Screensiz.es is a site that makes it easy to find the physical size, aspect ratio, and pixel dimensions of smartphones, tablets, and monitors. The resource is a quick and easy way to get basic information about the most popular devices with sortable and customizable columns that fill the site. Over a dozen different Android phones are listed and an equally sizable amount of tablets including BlackBerry’s Playbook, Microsoft’s Surface Pro, and Barnes & Noble’s Nook line. For the devices that are less popular, screensiz.es makes locating valuable data dead simple. The site also incorporates a popularity rating which the makers say is based off monthly Google queries and fuzzy math, a feature they say is better than nothing.
Subtle Patterns isn’t a secret by any means, but the site houses some of the best images to use for project backgrounds available. The beauty and appeal for the patterns is represented in the most basic need, an unobtrusive texture beyond just plain white. One of the best features the site offers is the ability to instantly preview any pattern as the site’s background. Subtle Patterns also has a new Photoshop plugin that will be available soon, allowing the same functionality of the site, but in an always up-to-date program plugin. The best feature? The patterns are free to use.
“Homestead” is a font that once you’ve seen it, you begin to see it everywhere. It’s just one of the fonts available on the co-op site, Lost Type. The site uses a co-op model, bringing in different designers who all allow their fonts to be downloaded for “pay what you want.” Those users seeing the tremendous value and offering to pay do see 100% of their payment going to the font’s designer. Clicking “Ribbon,” another distinct font offered, takes you to its own details page complete with real-world examples and other tidbits of relevant info. Lost Type has quickly become a resource every designer should know about, or already does. There are few other places online offering the quality they do in the same generous manner.

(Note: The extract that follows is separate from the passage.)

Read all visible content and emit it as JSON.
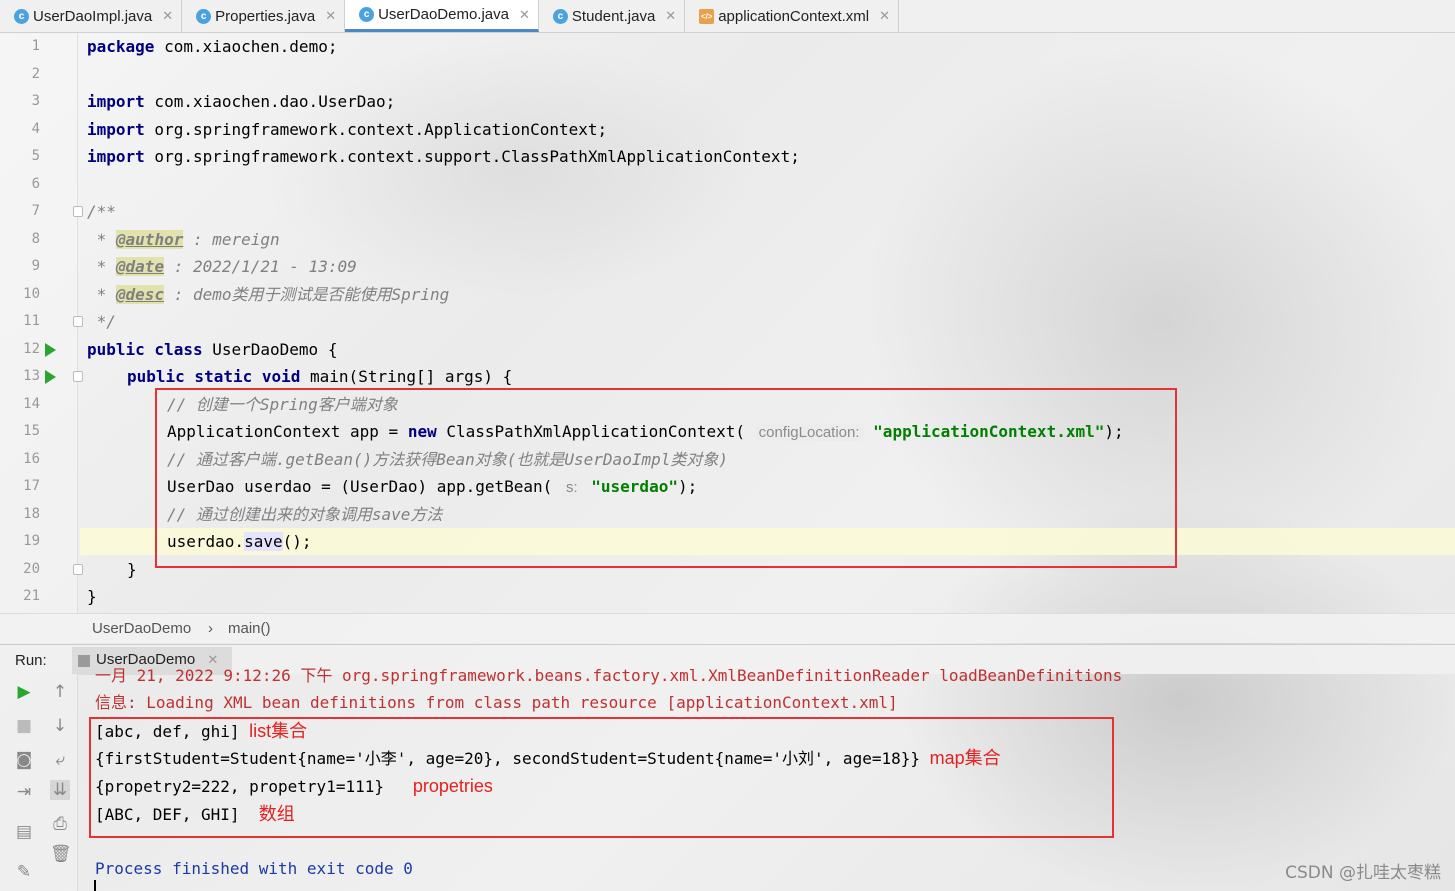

Red Pen fills a complicated, necessary, task and does so with a simplicity that few sites, services, or apps have been able to accomplish before. Red Pen allows a designer to drag an image onto the site, then after it uploads, have it sent to someone who can then just click on the picture to leave notes in specific places. Once the image is commented on, the uploader is notified that feedback has been given. Instead of emailing and trying to describe what area of the design you do or don’t like, Red Pen allows anyone, regardless of skill level, the ability to send or comment on an image. Oh, and it gives you a short URL to the uploaded picture as well.
Pattern Tap is not a tool or utility in the traditional sense, but a resource that every designer will probably need at some point. The point of Pattern Tap is to give you ideas about different aspects of a web page. For example, the site lists categories such as 404 pages, about pages, audio players, button types, breadcrumb styles, and many more. When you’re stuck in an inspiration rut, seeing different ways of implementing an item can often help. Having all the different ideas in a single place rather than having to endlessly search the web for them is probably one of the biggest features, though. Pattern Tap also allows searching based on colors, and styles, in addition to the elements.
Blokk Font is self-explanatory. The problem is that you want your wireframe design to look full of content, but deciding what content to fill it with is unneeded and extra work. Blokk Font takes the gibberish (hsafjasdhgfjhdagf) and turns it into something beautiful and self-aware. Instead of Latin, or nonsense sentences, you get patterned lines which mimic the written word.
Described as pixel perfect icons, the set of 350 icons is freely available for apps, websites, or any other project you may have. Ranging from numbers to gears to microphones, the set of icons probably has something that will work for your needs. Even though the times when you might legitimately need a Batman logo icon are few, knowing it’s available and within reach may prompt some unique design choices just to make it work. Not just for personal use, the free icons are also available to be used in commercial works, but you just aren’t allowed to resell them, obviously.
There’s no shortage of color-picking tools. It’s one of the first things a designer needs to have ready to go, but Color by Hailpixel is definitely one of the more interesting ones. Visiting the site, you’re presented with a blank screen with only the reference to black (#000000). Moving your mouse changes the color on the entire screen and also gives you the hex code as well. Once you’ve found a color you like, you click on the screen and it freezes, dividing up the remainder of the screen, flashing colors again as you move your mouse. Left and right direction changes the hue, up and down changes the lightness, and scrolling changes the saturation. A tool you have to try to fully appreciate.
[Image: Flickr user John Mayer]